A Love to Last a Lifetime

Nothing has touched me recently more than watching my husband's elderly aunt and uncle in the care facility which they call home these days.  They did not share a room, but got together every day through the kindness of nurses and aides in the dining area or hallway in their wheelchairs.

Aunt Louise had a stroke over four years ago and was placed into the care facility soon after.  Unable to speak more than just a few garbled phrases, and paralyzed on one side of her body, the once active Italian lady began to go downhill. 

In her day, I am told, Louise was quite the character.  When I first met her seven years ago, I was completely unprepared for the little, Italian lady who greeted me when my husband first brought me out to the town he lived in. 

A tiny, thin woman dressed in gaudy clothing, sparkles adorning her sweater, tight-fitted pants and spiky heels which I had never been able to wear in my youth, got out of a car and approached me.  Bangles glittered on her arms, earrings as long as chandeliers adorned her lobes.

Even though this wasn't the type of little, old Italian aunt I was used to, Louise and I instantly bonded.  Over the next few years, she and her husband, Hubert became more like in-laws to me, as I had never met my husband's parents since they had passed away years ago.

The night before she had the stroke, Louise was out dancing the night away.   Her husband, Hubert had found her the next morning slumped over the table where she had been putting on her make-up for the day ahead.

For the next several years I would bond even more with these two people as Uncle Hubert's own health began to deteriorate.  He visited her daily while he was capable, driving himself to the nursing home.  Then when driving proved too much for him, he would ride a small, local bus to see his sweetheart.  Then as walking became the biggest issue, I would pick him up to visit his darling for a few hours.

Over the last two years, his own health worsened, and Uncle Hubert was admitted to the same facility which housed his wife of almost fifty years. 

The care and concern even with his own health failing, never ceased to amaze me.  The love and tenderness with which he spoke to his frail wife, looking upon her like a young lover.  When he would take his leave of her for the day, he would glide his wheelchair as close to hers as possible, to kiss her tenderly.

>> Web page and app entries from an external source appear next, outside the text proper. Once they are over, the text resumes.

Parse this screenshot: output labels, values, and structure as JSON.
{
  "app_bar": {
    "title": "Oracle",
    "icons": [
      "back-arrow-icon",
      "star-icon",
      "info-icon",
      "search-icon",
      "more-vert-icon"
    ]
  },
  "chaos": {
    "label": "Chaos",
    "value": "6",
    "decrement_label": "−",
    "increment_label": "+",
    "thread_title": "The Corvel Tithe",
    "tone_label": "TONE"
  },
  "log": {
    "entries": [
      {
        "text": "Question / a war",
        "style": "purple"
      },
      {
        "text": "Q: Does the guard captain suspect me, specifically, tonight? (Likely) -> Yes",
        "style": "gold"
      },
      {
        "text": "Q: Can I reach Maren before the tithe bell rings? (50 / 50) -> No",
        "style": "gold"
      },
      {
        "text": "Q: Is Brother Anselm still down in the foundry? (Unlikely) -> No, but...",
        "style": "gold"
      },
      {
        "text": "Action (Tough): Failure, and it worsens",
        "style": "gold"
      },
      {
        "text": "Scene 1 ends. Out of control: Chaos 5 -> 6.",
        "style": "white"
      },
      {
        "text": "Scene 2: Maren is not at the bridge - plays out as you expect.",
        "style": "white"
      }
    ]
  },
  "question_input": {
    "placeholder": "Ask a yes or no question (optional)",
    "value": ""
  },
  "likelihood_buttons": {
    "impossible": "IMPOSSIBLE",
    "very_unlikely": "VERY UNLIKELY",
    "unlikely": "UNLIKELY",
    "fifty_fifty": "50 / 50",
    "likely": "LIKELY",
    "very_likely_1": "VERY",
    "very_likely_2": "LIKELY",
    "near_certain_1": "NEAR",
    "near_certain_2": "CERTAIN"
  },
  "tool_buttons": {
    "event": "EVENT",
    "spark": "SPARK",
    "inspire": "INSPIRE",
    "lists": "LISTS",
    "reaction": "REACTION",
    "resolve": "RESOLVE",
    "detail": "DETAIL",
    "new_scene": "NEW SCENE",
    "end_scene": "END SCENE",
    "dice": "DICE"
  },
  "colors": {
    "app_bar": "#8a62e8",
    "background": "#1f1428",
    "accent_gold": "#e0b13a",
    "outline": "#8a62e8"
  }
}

They celebrated their fifty year anniversary in the nursing home surrounded by loved ones.  Last week, we said our goodbyes to Louise, as she passed from this life into the next.  As Hubert was wheeled into the funeral home to see his wife for the final time, the nurse helped him to his feet to give his beloved one more kiss before he will join her someday, in the eternal hereafter.